Source data

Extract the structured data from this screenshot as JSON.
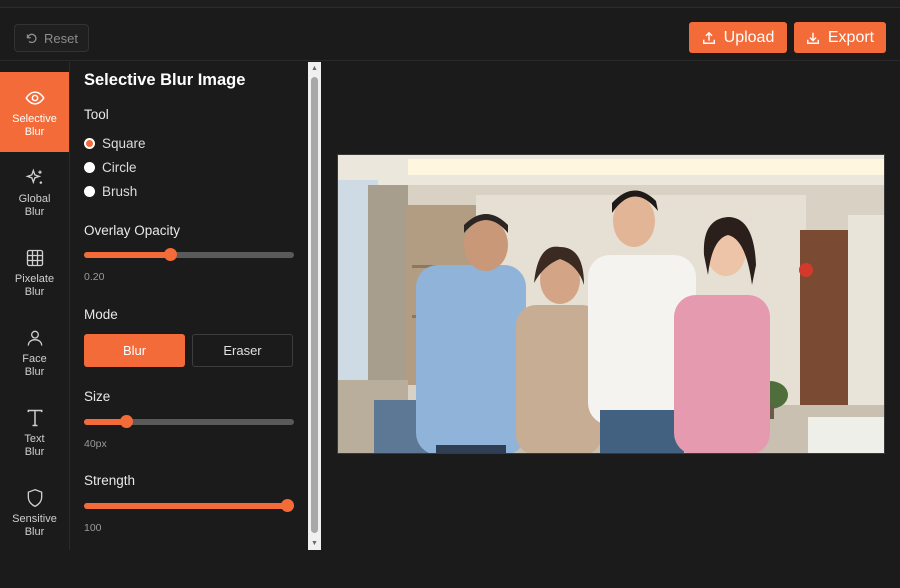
{
  "header": {
    "reset_label": "Reset",
    "upload_label": "Upload",
    "export_label": "Export"
  },
  "nav": [
    {
      "label": "Selective\nBlur",
      "icon": "eye-icon",
      "active": true
    },
    {
      "label": "Global\nBlur",
      "icon": "sparkle-icon",
      "active": false
    },
    {
      "label": "Pixelate\nBlur",
      "icon": "grid-icon",
      "active": false
    },
    {
      "label": "Face\nBlur",
      "icon": "person-icon",
      "active": false
    },
    {
      "label": "Text\nBlur",
      "icon": "text-icon",
      "active": false
    },
    {
      "label": "Sensitive\nBlur",
      "icon": "shield-icon",
      "active": false
    }
  ],
  "panel": {
    "title": "Selective Blur Image",
    "tool_label": "Tool",
    "tools": [
      "Square",
      "Circle",
      "Brush"
    ],
    "selected_tool": "Square",
    "opacity_label": "Overlay Opacity",
    "opacity_value": "0.20",
    "opacity_fraction": 0.41,
    "mode_label": "Mode",
    "mode_blur": "Blur",
    "mode_eraser": "Eraser",
    "size_label": "Size",
    "size_value": "40px",
    "size_fraction": 0.2,
    "strength_label": "Strength",
    "strength_value": "100",
    "strength_fraction": 1.0
  },
  "colors": {
    "accent": "#f26b38",
    "background": "#1b1b1b"
  },
  "image": {
    "icon": "family-photo"
  }
}
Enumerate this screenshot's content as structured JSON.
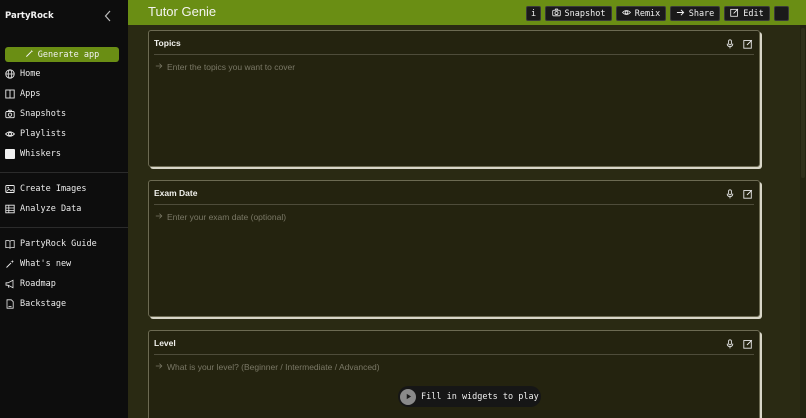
{
  "sidebar": {
    "brand": "PartyRock",
    "collapse_icon": "chevron-left-icon",
    "generate_label": "Generate app",
    "primary": [
      {
        "label": "Home",
        "icon": "globe-icon"
      },
      {
        "label": "Apps",
        "icon": "book-icon"
      },
      {
        "label": "Snapshots",
        "icon": "camera-icon"
      },
      {
        "label": "Playlists",
        "icon": "eye-icon"
      },
      {
        "label": "Whiskers",
        "icon": "square-icon"
      }
    ],
    "tools": [
      {
        "label": "Create Images",
        "icon": "images-icon"
      },
      {
        "label": "Analyze Data",
        "icon": "table-icon"
      }
    ],
    "resources": [
      {
        "label": "PartyRock Guide",
        "icon": "open-book-icon"
      },
      {
        "label": "What's new",
        "icon": "sparkle-icon"
      },
      {
        "label": "Roadmap",
        "icon": "megaphone-icon"
      },
      {
        "label": "Backstage",
        "icon": "file-icon"
      }
    ]
  },
  "header": {
    "title": "Tutor Genie",
    "buttons": {
      "info": "i",
      "snapshot": "Snapshot",
      "remix": "Remix",
      "share": "Share",
      "edit": "Edit"
    }
  },
  "widgets": [
    {
      "title": "Topics",
      "placeholder": "Enter the topics you want to cover"
    },
    {
      "title": "Exam Date",
      "placeholder": "Enter your exam date (optional)"
    },
    {
      "title": "Level",
      "placeholder": "What is your level? (Beginner / Intermediate / Advanced)"
    }
  ],
  "play": {
    "label": "Fill in widgets to play"
  },
  "colors": {
    "accent": "#6a8e14",
    "canvas": "#2a2a13",
    "sidebar": "#0d0d0d",
    "card": "#24230f"
  }
}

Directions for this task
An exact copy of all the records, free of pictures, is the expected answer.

Solution below
Extract the structured data from this screenshot as JSON.
{
  "header": {
    "reset_label": "Reset",
    "upload_label": "Upload",
    "export_label": "Export"
  },
  "nav": [
    {
      "label": "Selective\nBlur",
      "icon": "eye-icon",
      "active": true
    },
    {
      "label": "Global\nBlur",
      "icon": "sparkle-icon",
      "active": false
    },
    {
      "label": "Pixelate\nBlur",
      "icon": "grid-icon",
      "active": false
    },
    {
      "label": "Face\nBlur",
      "icon": "person-icon",
      "active": false
    },
    {
      "label": "Text\nBlur",
      "icon": "text-icon",
      "active": false
    },
    {
      "label": "Sensitive\nBlur",
      "icon": "shield-icon",
      "active": false
    }
  ],
  "panel": {
    "title": "Selective Blur Image",
    "tool_label": "Tool",
    "tools": [
      "Square",
      "Circle",
      "Brush"
    ],
    "selected_tool": "Square",
    "opacity_label": "Overlay Opacity",
    "opacity_value": "0.20",
    "opacity_fraction": 0.41,
    "mode_label": "Mode",
    "mode_blur": "Blur",
    "mode_eraser": "Eraser",
    "size_label": "Size",
    "size_value": "40px",
    "size_fraction": 0.2,
    "strength_label": "Strength",
    "strength_value": "100",
    "strength_fraction": 1.0
  },
  "colors": {
    "accent": "#f26b38",
    "background": "#1b1b1b"
  },
  "image": {
    "icon": "family-photo"
  }
}
Enumerate this screenshot's content as structured JSON.
{
  "sidebar": {
    "brand": "PartyRock",
    "collapse_icon": "chevron-left-icon",
    "generate_label": "Generate app",
    "primary": [
      {
        "label": "Home",
        "icon": "globe-icon"
      },
      {
        "label": "Apps",
        "icon": "book-icon"
      },
      {
        "label": "Snapshots",
        "icon": "camera-icon"
      },
      {
        "label": "Playlists",
        "icon": "eye-icon"
      },
      {
        "label": "Whiskers",
        "icon": "square-icon"
      }
    ],
    "tools": [
      {
        "label": "Create Images",
        "icon": "images-icon"
      },
      {
        "label": "Analyze Data",
        "icon": "table-icon"
      }
    ],
    "resources": [
      {
        "label": "PartyRock Guide",
        "icon": "open-book-icon"
      },
      {
        "label": "What's new",
        "icon": "sparkle-icon"
      },
      {
        "label": "Roadmap",
        "icon": "megaphone-icon"
      },
      {
        "label": "Backstage",
        "icon": "file-icon"
      }
    ]
  },
  "header": {
    "title": "Tutor Genie",
    "buttons": {
      "info": "i",
      "snapshot": "Snapshot",
      "remix": "Remix",
      "share": "Share",
      "edit": "Edit"
    }
  },
  "widgets": [
    {
      "title": "Topics",
      "placeholder": "Enter the topics you want to cover"
    },
    {
      "title": "Exam Date",
      "placeholder": "Enter your exam date (optional)"
    },
    {
      "title": "Level",
      "placeholder": "What is your level? (Beginner / Intermediate / Advanced)"
    }
  ],
  "play": {
    "label": "Fill in widgets to play"
  },
  "colors": {
    "accent": "#6a8e14",
    "canvas": "#2a2a13",
    "sidebar": "#0d0d0d",
    "card": "#24230f"
  }
}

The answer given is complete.